─── RECORD EXTRACTS ───
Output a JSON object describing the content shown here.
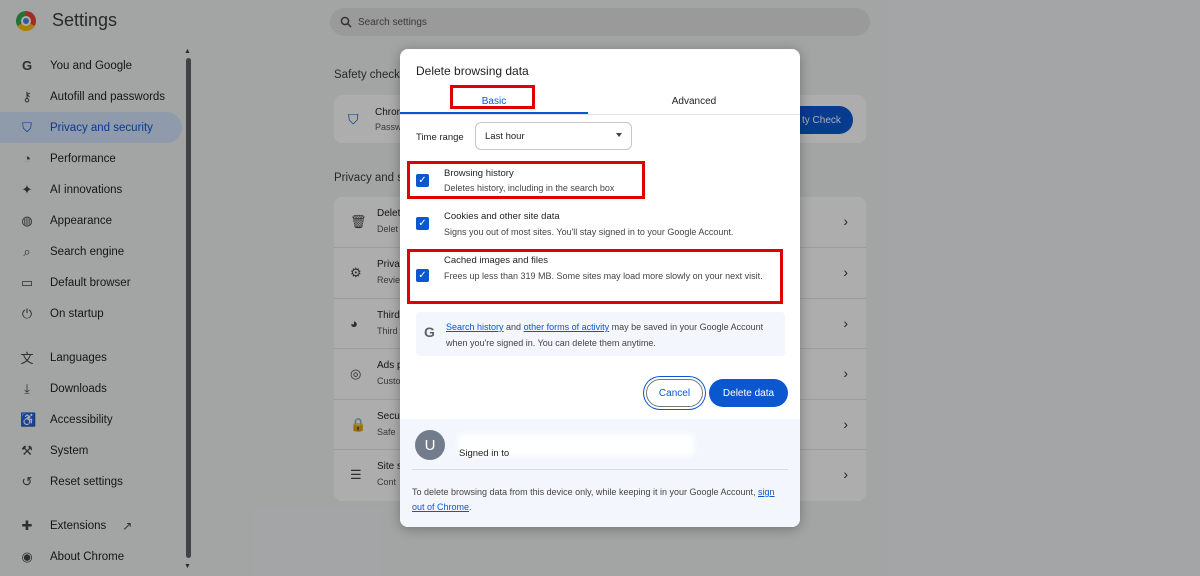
{
  "app": {
    "title": "Settings"
  },
  "search": {
    "placeholder": "Search settings"
  },
  "sidebar": {
    "items": [
      {
        "label": "You and Google",
        "icon": "google-icon"
      },
      {
        "label": "Autofill and passwords",
        "icon": "key-icon"
      },
      {
        "label": "Privacy and security",
        "icon": "shield-icon",
        "active": true
      },
      {
        "label": "Performance",
        "icon": "speedometer-icon"
      },
      {
        "label": "AI innovations",
        "icon": "sparkle-icon"
      },
      {
        "label": "Appearance",
        "icon": "palette-icon"
      },
      {
        "label": "Search engine",
        "icon": "search-icon"
      },
      {
        "label": "Default browser",
        "icon": "browser-icon"
      },
      {
        "label": "On startup",
        "icon": "power-icon"
      },
      {
        "label": "Languages",
        "icon": "translate-icon"
      },
      {
        "label": "Downloads",
        "icon": "download-icon"
      },
      {
        "label": "Accessibility",
        "icon": "accessibility-icon"
      },
      {
        "label": "System",
        "icon": "wrench-icon"
      },
      {
        "label": "Reset settings",
        "icon": "reset-icon"
      },
      {
        "label": "Extensions",
        "icon": "puzzle-icon"
      },
      {
        "label": "About Chrome",
        "icon": "chrome-icon"
      }
    ]
  },
  "background": {
    "safety_check_label": "Safety check",
    "safety_row_title": "Chror",
    "safety_row_sub": "Passw",
    "safety_button": "ty Check",
    "privacy_label": "Privacy and s",
    "rows": [
      {
        "t1": "Delet",
        "t2": "Delet",
        "icon": "trash-icon"
      },
      {
        "t1": "Priva",
        "t2": "Revie",
        "icon": "tune-icon"
      },
      {
        "t1": "Third",
        "t2": "Third",
        "icon": "cookie-icon"
      },
      {
        "t1": "Ads p",
        "t2": "Custo",
        "icon": "ads-icon"
      },
      {
        "t1": "Secu",
        "t2": "Safe",
        "icon": "lock-icon"
      },
      {
        "t1": "Site s",
        "t2": "Cont",
        "icon": "sliders-icon"
      }
    ]
  },
  "dialog": {
    "title": "Delete browsing data",
    "tabs": {
      "basic": "Basic",
      "advanced": "Advanced"
    },
    "time_range_label": "Time range",
    "time_range_value": "Last hour",
    "options": [
      {
        "title": "Browsing history",
        "desc": "Deletes history, including in the search box",
        "checked": true
      },
      {
        "title": "Cookies and other site data",
        "desc": "Signs you out of most sites. You'll stay signed in to your Google Account.",
        "checked": true
      },
      {
        "title": "Cached images and files",
        "desc": "Frees up less than 319 MB. Some sites may load more slowly on your next visit.",
        "checked": true
      }
    ],
    "notice": {
      "link1": "Search history",
      "and": " and ",
      "link2": "other forms of activity",
      "rest": " may be saved in your Google Account when you're signed in. You can delete them anytime."
    },
    "cancel": "Cancel",
    "delete": "Delete data",
    "account": {
      "avatar_letter": "U",
      "signed_in": "Signed in to"
    },
    "footer": {
      "text": "To delete browsing data from this device only, while keeping it in your Google Account, ",
      "link": "sign out of Chrome",
      "end": "."
    }
  },
  "colors": {
    "accent": "#0b57d0",
    "highlight": "#e00000",
    "active_nav_bg": "#d3e3fd"
  }
}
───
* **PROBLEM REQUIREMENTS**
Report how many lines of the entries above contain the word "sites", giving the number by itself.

* **RESPONSE TO THIS EXERCISE**
2